### Exercise materials ###

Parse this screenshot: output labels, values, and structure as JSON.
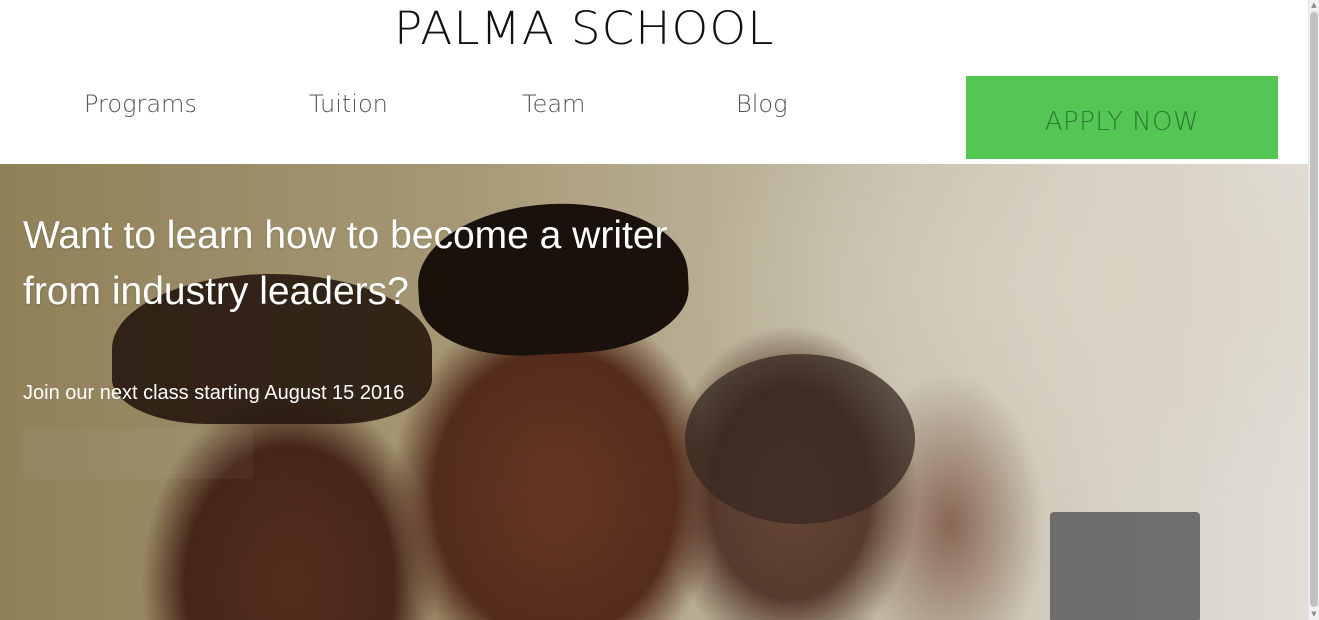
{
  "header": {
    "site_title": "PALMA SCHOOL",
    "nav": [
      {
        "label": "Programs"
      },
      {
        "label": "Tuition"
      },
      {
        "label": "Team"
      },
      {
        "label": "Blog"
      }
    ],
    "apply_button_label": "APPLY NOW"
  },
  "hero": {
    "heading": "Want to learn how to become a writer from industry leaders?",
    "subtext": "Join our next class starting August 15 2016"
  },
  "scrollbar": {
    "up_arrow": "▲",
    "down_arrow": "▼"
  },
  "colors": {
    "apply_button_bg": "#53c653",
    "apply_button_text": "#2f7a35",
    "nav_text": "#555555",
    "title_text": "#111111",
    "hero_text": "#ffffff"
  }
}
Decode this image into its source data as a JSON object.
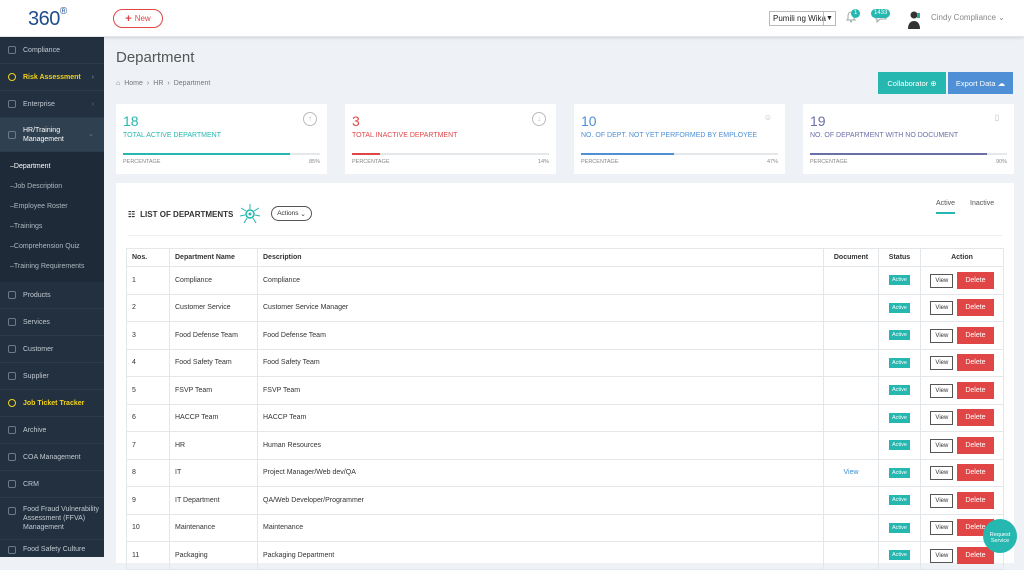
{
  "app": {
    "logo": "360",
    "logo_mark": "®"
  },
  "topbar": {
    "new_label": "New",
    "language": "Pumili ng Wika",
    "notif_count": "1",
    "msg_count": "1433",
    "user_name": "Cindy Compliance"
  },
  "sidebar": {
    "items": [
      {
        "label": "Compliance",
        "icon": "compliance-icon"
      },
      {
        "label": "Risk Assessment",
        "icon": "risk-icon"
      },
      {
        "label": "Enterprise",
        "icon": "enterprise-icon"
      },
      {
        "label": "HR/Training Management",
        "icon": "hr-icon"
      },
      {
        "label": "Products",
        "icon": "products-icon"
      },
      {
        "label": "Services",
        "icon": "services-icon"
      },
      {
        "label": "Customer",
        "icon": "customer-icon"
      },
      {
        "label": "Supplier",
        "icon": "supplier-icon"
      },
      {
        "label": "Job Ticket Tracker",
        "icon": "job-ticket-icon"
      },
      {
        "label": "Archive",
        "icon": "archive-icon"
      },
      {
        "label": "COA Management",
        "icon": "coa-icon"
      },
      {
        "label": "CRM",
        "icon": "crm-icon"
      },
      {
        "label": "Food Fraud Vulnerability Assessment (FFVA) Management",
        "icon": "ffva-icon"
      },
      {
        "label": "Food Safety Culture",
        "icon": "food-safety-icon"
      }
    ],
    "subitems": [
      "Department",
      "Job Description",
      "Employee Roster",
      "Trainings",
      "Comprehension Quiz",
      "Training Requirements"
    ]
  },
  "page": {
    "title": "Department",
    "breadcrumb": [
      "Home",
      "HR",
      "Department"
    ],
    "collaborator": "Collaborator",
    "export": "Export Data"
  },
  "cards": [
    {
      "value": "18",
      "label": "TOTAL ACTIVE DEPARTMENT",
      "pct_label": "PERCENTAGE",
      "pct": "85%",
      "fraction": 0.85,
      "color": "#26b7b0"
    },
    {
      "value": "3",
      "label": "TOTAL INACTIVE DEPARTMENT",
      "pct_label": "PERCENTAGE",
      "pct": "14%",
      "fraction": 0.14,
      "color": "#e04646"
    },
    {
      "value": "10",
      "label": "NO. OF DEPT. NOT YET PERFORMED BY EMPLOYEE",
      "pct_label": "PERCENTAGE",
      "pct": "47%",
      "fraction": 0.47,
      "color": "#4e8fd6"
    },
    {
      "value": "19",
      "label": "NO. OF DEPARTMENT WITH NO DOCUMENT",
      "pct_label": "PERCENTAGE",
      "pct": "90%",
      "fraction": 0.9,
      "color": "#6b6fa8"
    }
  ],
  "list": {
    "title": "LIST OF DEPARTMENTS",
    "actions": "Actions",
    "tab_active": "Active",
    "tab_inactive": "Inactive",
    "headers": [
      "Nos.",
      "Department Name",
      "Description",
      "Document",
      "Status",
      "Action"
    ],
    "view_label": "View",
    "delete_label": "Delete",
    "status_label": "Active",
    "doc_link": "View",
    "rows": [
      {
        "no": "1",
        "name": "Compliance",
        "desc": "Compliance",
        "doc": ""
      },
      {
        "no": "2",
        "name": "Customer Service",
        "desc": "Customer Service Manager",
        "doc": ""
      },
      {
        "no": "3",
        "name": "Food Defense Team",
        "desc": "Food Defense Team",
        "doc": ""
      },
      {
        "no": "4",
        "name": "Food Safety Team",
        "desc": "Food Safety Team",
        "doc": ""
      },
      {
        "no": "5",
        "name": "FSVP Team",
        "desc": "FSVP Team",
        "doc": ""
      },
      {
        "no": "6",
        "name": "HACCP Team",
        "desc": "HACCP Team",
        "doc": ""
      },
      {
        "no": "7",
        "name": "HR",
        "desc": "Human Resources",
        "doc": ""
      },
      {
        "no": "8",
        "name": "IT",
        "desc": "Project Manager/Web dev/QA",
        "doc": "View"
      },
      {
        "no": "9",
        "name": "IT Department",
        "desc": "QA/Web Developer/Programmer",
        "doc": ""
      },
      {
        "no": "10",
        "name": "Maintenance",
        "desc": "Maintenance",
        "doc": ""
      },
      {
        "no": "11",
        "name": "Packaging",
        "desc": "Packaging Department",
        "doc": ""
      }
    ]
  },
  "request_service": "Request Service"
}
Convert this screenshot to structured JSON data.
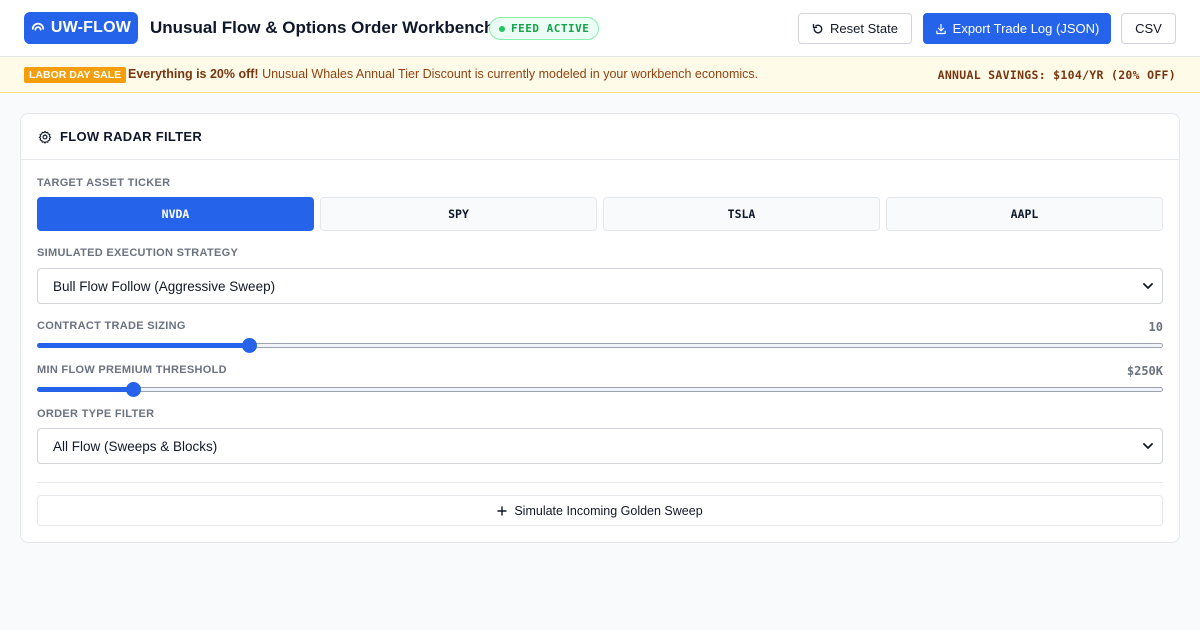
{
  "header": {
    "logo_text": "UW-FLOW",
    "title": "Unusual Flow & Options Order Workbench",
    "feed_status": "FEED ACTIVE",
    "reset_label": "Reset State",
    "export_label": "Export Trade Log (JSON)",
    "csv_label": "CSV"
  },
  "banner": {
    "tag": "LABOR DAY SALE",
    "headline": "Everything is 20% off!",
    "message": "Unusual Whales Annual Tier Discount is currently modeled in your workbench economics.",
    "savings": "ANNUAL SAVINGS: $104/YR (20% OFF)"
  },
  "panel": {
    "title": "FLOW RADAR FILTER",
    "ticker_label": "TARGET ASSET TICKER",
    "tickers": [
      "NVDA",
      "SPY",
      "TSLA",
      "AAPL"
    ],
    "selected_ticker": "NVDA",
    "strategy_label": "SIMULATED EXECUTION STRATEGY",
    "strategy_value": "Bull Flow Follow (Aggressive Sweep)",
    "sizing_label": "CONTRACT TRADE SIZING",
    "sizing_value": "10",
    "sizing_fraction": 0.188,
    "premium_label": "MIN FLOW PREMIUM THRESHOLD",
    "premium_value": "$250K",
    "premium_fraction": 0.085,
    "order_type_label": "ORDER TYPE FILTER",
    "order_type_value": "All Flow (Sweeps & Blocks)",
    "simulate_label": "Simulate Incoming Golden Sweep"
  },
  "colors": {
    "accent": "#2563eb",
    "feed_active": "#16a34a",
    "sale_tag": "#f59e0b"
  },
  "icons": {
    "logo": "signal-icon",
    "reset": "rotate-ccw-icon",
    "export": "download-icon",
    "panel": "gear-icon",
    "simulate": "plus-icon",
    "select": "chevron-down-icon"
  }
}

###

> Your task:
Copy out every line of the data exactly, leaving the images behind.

> Your response:
Parse this screenshot: output labels, values, and structure as JSON.
{
  "header": {
    "site_title": "PALMA SCHOOL",
    "nav": [
      {
        "label": "Programs"
      },
      {
        "label": "Tuition"
      },
      {
        "label": "Team"
      },
      {
        "label": "Blog"
      }
    ],
    "apply_button_label": "APPLY NOW"
  },
  "hero": {
    "heading": "Want to learn how to become a writer from industry leaders?",
    "subtext": "Join our next class starting August 15 2016"
  },
  "scrollbar": {
    "up_arrow": "▲",
    "down_arrow": "▼"
  },
  "colors": {
    "apply_button_bg": "#53c653",
    "apply_button_text": "#2f7a35",
    "nav_text": "#555555",
    "title_text": "#111111",
    "hero_text": "#ffffff"
  }
}
Decode this image into its source data as a JSON object.
{
  "app": {
    "logo": "360",
    "logo_mark": "®"
  },
  "topbar": {
    "new_label": "New",
    "language": "Pumili ng Wika",
    "notif_count": "1",
    "msg_count": "1433",
    "user_name": "Cindy Compliance"
  },
  "sidebar": {
    "items": [
      {
        "label": "Compliance",
        "icon": "compliance-icon"
      },
      {
        "label": "Risk Assessment",
        "icon": "risk-icon"
      },
      {
        "label": "Enterprise",
        "icon": "enterprise-icon"
      },
      {
        "label": "HR/Training Management",
        "icon": "hr-icon"
      },
      {
        "label": "Products",
        "icon": "products-icon"
      },
      {
        "label": "Services",
        "icon": "services-icon"
      },
      {
        "label": "Customer",
        "icon": "customer-icon"
      },
      {
        "label": "Supplier",
        "icon": "supplier-icon"
      },
      {
        "label": "Job Ticket Tracker",
        "icon": "job-ticket-icon"
      },
      {
        "label": "Archive",
        "icon": "archive-icon"
      },
      {
        "label": "COA Management",
        "icon": "coa-icon"
      },
      {
        "label": "CRM",
        "icon": "crm-icon"
      },
      {
        "label": "Food Fraud Vulnerability Assessment (FFVA) Management",
        "icon": "ffva-icon"
      },
      {
        "label": "Food Safety Culture",
        "icon": "food-safety-icon"
      }
    ],
    "subitems": [
      "Department",
      "Job Description",
      "Employee Roster",
      "Trainings",
      "Comprehension Quiz",
      "Training Requirements"
    ]
  },
  "page": {
    "title": "Department",
    "breadcrumb": [
      "Home",
      "HR",
      "Department"
    ],
    "collaborator": "Collaborator",
    "export": "Export Data"
  },
  "cards": [
    {
      "value": "18",
      "label": "TOTAL ACTIVE DEPARTMENT",
      "pct_label": "PERCENTAGE",
      "pct": "85%",
      "fraction": 0.85,
      "color": "#26b7b0"
    },
    {
      "value": "3",
      "label": "TOTAL INACTIVE DEPARTMENT",
      "pct_label": "PERCENTAGE",
      "pct": "14%",
      "fraction": 0.14,
      "color": "#e04646"
    },
    {
      "value": "10",
      "label": "NO. OF DEPT. NOT YET PERFORMED BY EMPLOYEE",
      "pct_label": "PERCENTAGE",
      "pct": "47%",
      "fraction": 0.47,
      "color": "#4e8fd6"
    },
    {
      "value": "19",
      "label": "NO. OF DEPARTMENT WITH NO DOCUMENT",
      "pct_label": "PERCENTAGE",
      "pct": "90%",
      "fraction": 0.9,
      "color": "#6b6fa8"
    }
  ],
  "list": {
    "title": "LIST OF DEPARTMENTS",
    "actions": "Actions",
    "tab_active": "Active",
    "tab_inactive": "Inactive",
    "headers": [
      "Nos.",
      "Department Name",
      "Description",
      "Document",
      "Status",
      "Action"
    ],
    "view_label": "View",
    "delete_label": "Delete",
    "status_label": "Active",
    "doc_link": "View",
    "rows": [
      {
        "no": "1",
        "name": "Compliance",
        "desc": "Compliance",
        "doc": ""
      },
      {
        "no": "2",
        "name": "Customer Service",
        "desc": "Customer Service Manager",
        "doc": ""
      },
      {
        "no": "3",
        "name": "Food Defense Team",
        "desc": "Food Defense Team",
        "doc": ""
      },
      {
        "no": "4",
        "name": "Food Safety Team",
        "desc": "Food Safety Team",
        "doc": ""
      },
      {
        "no": "5",
        "name": "FSVP Team",
        "desc": "FSVP Team",
        "doc": ""
      },
      {
        "no": "6",
        "name": "HACCP Team",
        "desc": "HACCP Team",
        "doc": ""
      },
      {
        "no": "7",
        "name": "HR",
        "desc": "Human Resources",
        "doc": ""
      },
      {
        "no": "8",
        "name": "IT",
        "desc": "Project Manager/Web dev/QA",
        "doc": "View"
      },
      {
        "no": "9",
        "name": "IT Department",
        "desc": "QA/Web Developer/Programmer",
        "doc": ""
      },
      {
        "no": "10",
        "name": "Maintenance",
        "desc": "Maintenance",
        "doc": ""
      },
      {
        "no": "11",
        "name": "Packaging",
        "desc": "Packaging Department",
        "doc": ""
      }
    ]
  },
  "request_service": "Request Service"
}
Convert this screenshot to structured JSON data.
{
  "header": {
    "logo_text": "UW-FLOW",
    "title": "Unusual Flow & Options Order Workbench",
    "feed_status": "FEED ACTIVE",
    "reset_label": "Reset State",
    "export_label": "Export Trade Log (JSON)",
    "csv_label": "CSV"
  },
  "banner": {
    "tag": "LABOR DAY SALE",
    "headline": "Everything is 20% off!",
    "message": "Unusual Whales Annual Tier Discount is currently modeled in your workbench economics.",
    "savings": "ANNUAL SAVINGS: $104/YR (20% OFF)"
  },
  "panel": {
    "title": "FLOW RADAR FILTER",
    "ticker_label": "TARGET ASSET TICKER",
    "tickers": [
      "NVDA",
      "SPY",
      "TSLA",
      "AAPL"
    ],
    "selected_ticker": "NVDA",
    "strategy_label": "SIMULATED EXECUTION STRATEGY",
    "strategy_value": "Bull Flow Follow (Aggressive Sweep)",
    "sizing_label": "CONTRACT TRADE SIZING",
    "sizing_value": "10",
    "sizing_fraction": 0.188,
    "premium_label": "MIN FLOW PREMIUM THRESHOLD",
    "premium_value": "$250K",
    "premium_fraction": 0.085,
    "order_type_label": "ORDER TYPE FILTER",
    "order_type_value": "All Flow (Sweeps & Blocks)",
    "simulate_label": "Simulate Incoming Golden Sweep"
  },
  "colors": {
    "accent": "#2563eb",
    "feed_active": "#16a34a",
    "sale_tag": "#f59e0b"
  },
  "icons": {
    "logo": "signal-icon",
    "reset": "rotate-ccw-icon",
    "export": "download-icon",
    "panel": "gear-icon",
    "simulate": "plus-icon",
    "select": "chevron-down-icon"
  }
}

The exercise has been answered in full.